The tuition is formally free of charge, but sometimes parents are forced to pay for books and other equipment. This means that some children, especially in rural areas, do not complete primary school. Around nine out of ten children attend elementary school, and a clear majority go on to high school. Both compulsory school and upper secondary school are completed with degree projects that must be approved in order for the student to continue to the next level.
- COUNTRYAAH: Country facts of Albania, including geography profile, population statistics, and business data.
The Greek and Macedonian minorities have their own schools with teaching in their own language. However, this does not apply to the Roma. Many Roma children do not attend school at all, and the illiteracy within the group is very high. Almost everyone can read and write among the population at large.
Of the many universities and colleges in the country, around two-thirds are private. Tirana University is the largest and most reputable. Nearly one in six young people study at the university level and among them a clear majority are women. For college studies, students may pay fees that depend on family income. The standard of higher education is considered low and many therefore choose to study abroad.

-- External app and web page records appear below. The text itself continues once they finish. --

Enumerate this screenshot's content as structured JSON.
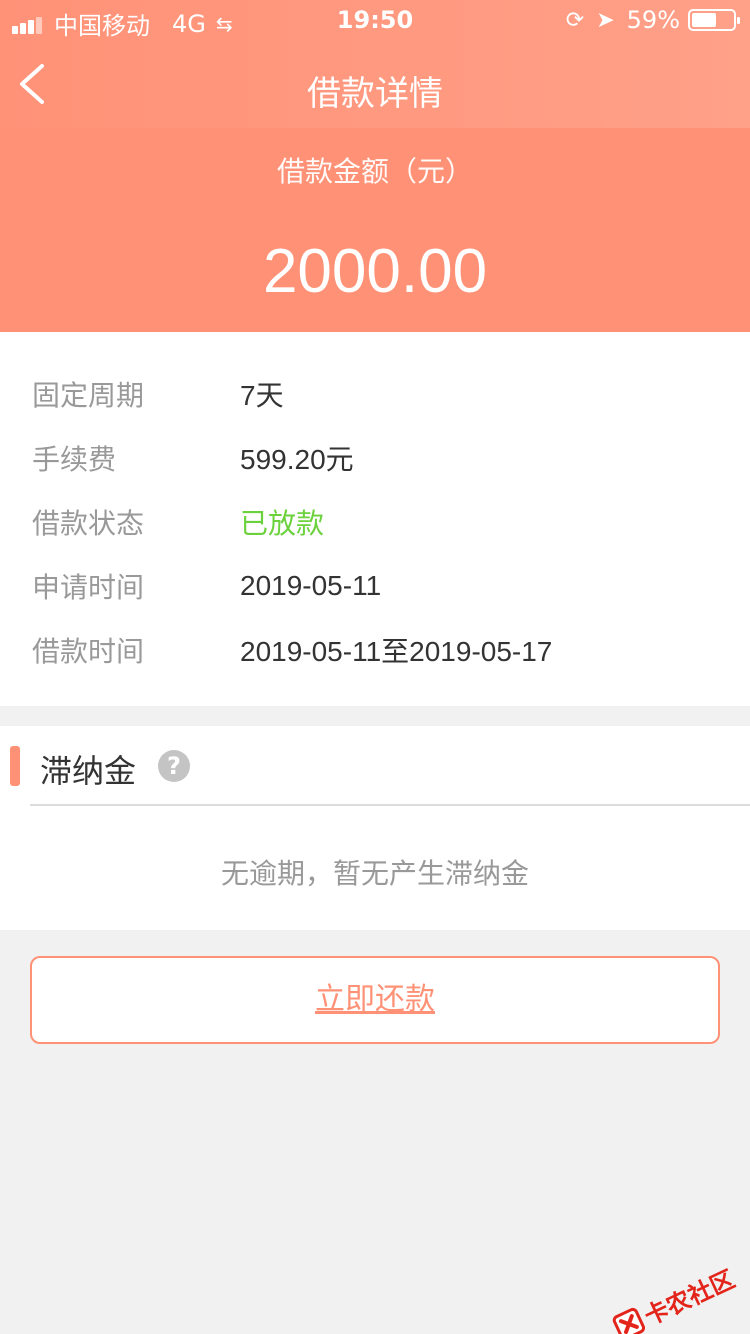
{
  "status_bar": {
    "carrier": "中国移动",
    "network": "4G",
    "time": "19:50",
    "battery": "59%",
    "battery_level": 0.59
  },
  "nav": {
    "title": "借款详情"
  },
  "amount": {
    "label": "借款金额（元）",
    "value": "2000.00"
  },
  "details": [
    {
      "label": "固定周期",
      "value": "7天"
    },
    {
      "label": "手续费",
      "value": "599.20元"
    },
    {
      "label": "借款状态",
      "value": "已放款"
    },
    {
      "label": "申请时间",
      "value": "2019-05-11"
    },
    {
      "label": "借款时间",
      "value": "2019-05-11至2019-05-17"
    }
  ],
  "late_fee": {
    "title": "滞纳金",
    "help": "?",
    "message": "无逾期，暂无产生滞纳金"
  },
  "repay_button": {
    "label": "立即还款"
  },
  "watermark": {
    "text": "卡农社区"
  },
  "colors": {
    "accent": "#ff9276",
    "status_green": "#6bd13c",
    "text_muted": "#999999",
    "text_main": "#333333"
  }
}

The proportion of Albanians with a college degree is low. Many highly educated have chosen to leave the country for more attractive employment abroad. During the period 1990-2005, more than half of the country’s university teachers and researchers emigrated.

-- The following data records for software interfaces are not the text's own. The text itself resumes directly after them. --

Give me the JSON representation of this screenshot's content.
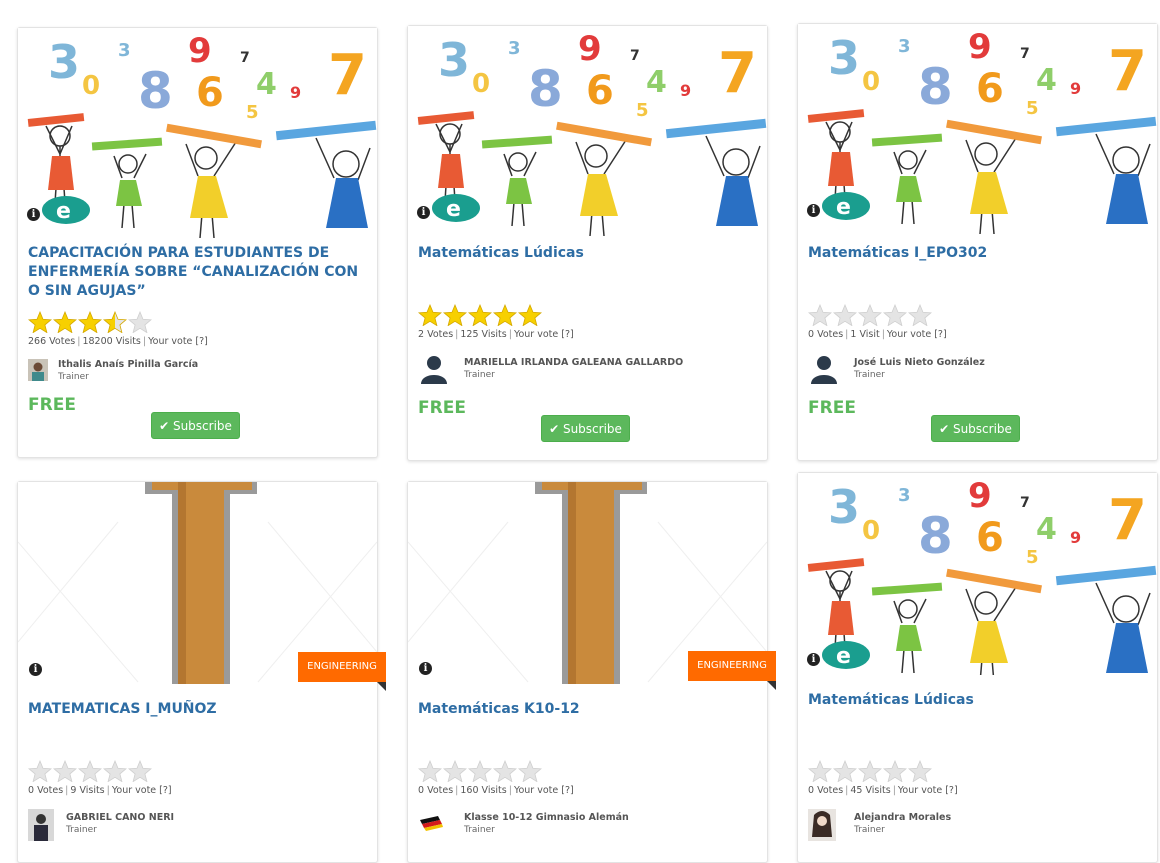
{
  "colors": {
    "title": "#2e6da4",
    "free": "#5cb85c",
    "subscribe_btn": "#5cb85c",
    "category_tag": "#ff6a00",
    "star_filled": "#f7d000",
    "star_empty": "#e4e4e4"
  },
  "cards": [
    {
      "title": "CAPACITACIÓN PARA ESTUDIANTES DE ENFERMERÍA SOBRE “CANALIZACIÓN CON O SIN AGUJAS”",
      "image": "math-kids-pencils",
      "rating": 3.5,
      "votes": "266 Votes",
      "visits": "18200 Visits",
      "your_vote": "Your vote [?]",
      "trainer_name": "Ithalis Anaís Pinilla García",
      "trainer_role": "Trainer",
      "price": "FREE",
      "subscribe": "Subscribe"
    },
    {
      "title": "Matemáticas Lúdicas",
      "image": "math-kids-pencils",
      "rating": 5,
      "votes": "2 Votes",
      "visits": "125 Visits",
      "your_vote": "Your vote [?]",
      "trainer_name": "MARIELLA IRLANDA GALEANA GALLARDO",
      "trainer_role": "Trainer",
      "price": "FREE",
      "subscribe": "Subscribe"
    },
    {
      "title": "Matemáticas I_EPO302",
      "image": "math-kids-pencils",
      "rating": 0,
      "votes": "0 Votes",
      "visits": "1 Visit",
      "your_vote": "Your vote [?]",
      "trainer_name": "José Luis Nieto González",
      "trainer_role": "Trainer",
      "price": "FREE",
      "subscribe": "Subscribe"
    },
    {
      "title": "MATEMATICAS I_MUÑOZ",
      "image": "leather-letter-i",
      "category": "ENGINEERING",
      "rating": 0,
      "votes": "0 Votes",
      "visits": "9 Visits",
      "your_vote": "Your vote [?]",
      "trainer_name": "GABRIEL CANO NERI",
      "trainer_role": "Trainer"
    },
    {
      "title": "Matemáticas K10-12",
      "image": "leather-letter-i",
      "category": "ENGINEERING",
      "rating": 0,
      "votes": "0 Votes",
      "visits": "160 Visits",
      "your_vote": "Your vote [?]",
      "trainer_name": "Klasse 10-12 Gimnasio Alemán",
      "trainer_role": "Trainer"
    },
    {
      "title": "Matemáticas Lúdicas",
      "image": "math-kids-pencils",
      "rating": 0,
      "votes": "0 Votes",
      "visits": "45 Visits",
      "your_vote": "Your vote [?]",
      "trainer_name": "Alejandra Morales",
      "trainer_role": "Trainer"
    }
  ]
}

According to the World Bank, the relatively low level of education poses an obstacle to Albania’s economic development, as the companies find it difficult to find competent staff.
During the 1990s, education underwent a reform away from the Marxist-Leninist principles that previously characterized it. The entire school system suffered chaos during the economic and political crisis of 1991-1992. Almost a third of all schools were vandalized and thousands of teachers fled abroad. Many schools have since been renovated with the help of foreign aid. Despite this, there is still a shortage of school premises, materials and teachers, especially in rural areas.
- Searchforpublicschools: Offers schooling information of Albania in each level – compulsory, technical and higher education programs.
FACTS – EDUCATION
Proportion of children starting primary school
96.5 percent (2017)
Number of pupils per teacher in primary school
Reading and writing skills
97.2 percent (2012)
Public expenditure on education as a percentage of GDP
7.5 percent (2017)
Public expenditure on education as a percentage of the state budget
7.5 percent (2017)
New refusal from the EU
Albania is again denied its request for a position as a candidate country for the EU. The Union Council of Ministers calls for clearer progress in the fight against corruption and organized crime, and for the country to make general choices of international standards.
Albania celebrates its 100th anniversary
Albania celebrates its 100th anniversary as an independent nation with festivities in Tirana, among others. The Greek Foreign Minister refuses to attend, citing Berisha in a speech that the Declaration of Independence in 1912 covers all Albanians, even in Greek territories. The Albanian government regrets that the speech did not express any territorial requirements.
Kung Zog’s dust is buried in Albania
The remains of King Zog were buried in a newly built family mausoleum in Tirana at a solemn ceremony in the presence of, among others, President Nishani. Zog left the country during the Italian invasion of 1939 and died in France in 1961. Parliament approved in October 2012 that the dust should be returned to Albania.
The criminal immunity of politicians is limited
Parliament is voting to limit the ability of suspected MPs and other high-ranking officials to avoid prosecution and trial;
The new garbage can is sharpened
Following harsh criticism of a law on waste management, the government decides to shorten the list of garbage that may be imported into the country, from 56 different types of garbage to 25. Thus, the government considers that it has guaranteed that no environmentally hazardous waste will enter the country.
Minister is elected new president
Interior Minister Bujar Nishani is elected president after negotiations between the government and the opposition over a joint, partyless candidate collapse. According to an opinion poll, a large majority of Albanians believe that the president should stand over party politics.
A new party for the middle class is formed
Defenders from PD form a new party, New Democratic Spirit (FRD), which says it will represent the emerging middle class who do not feel at home in any of the established parties.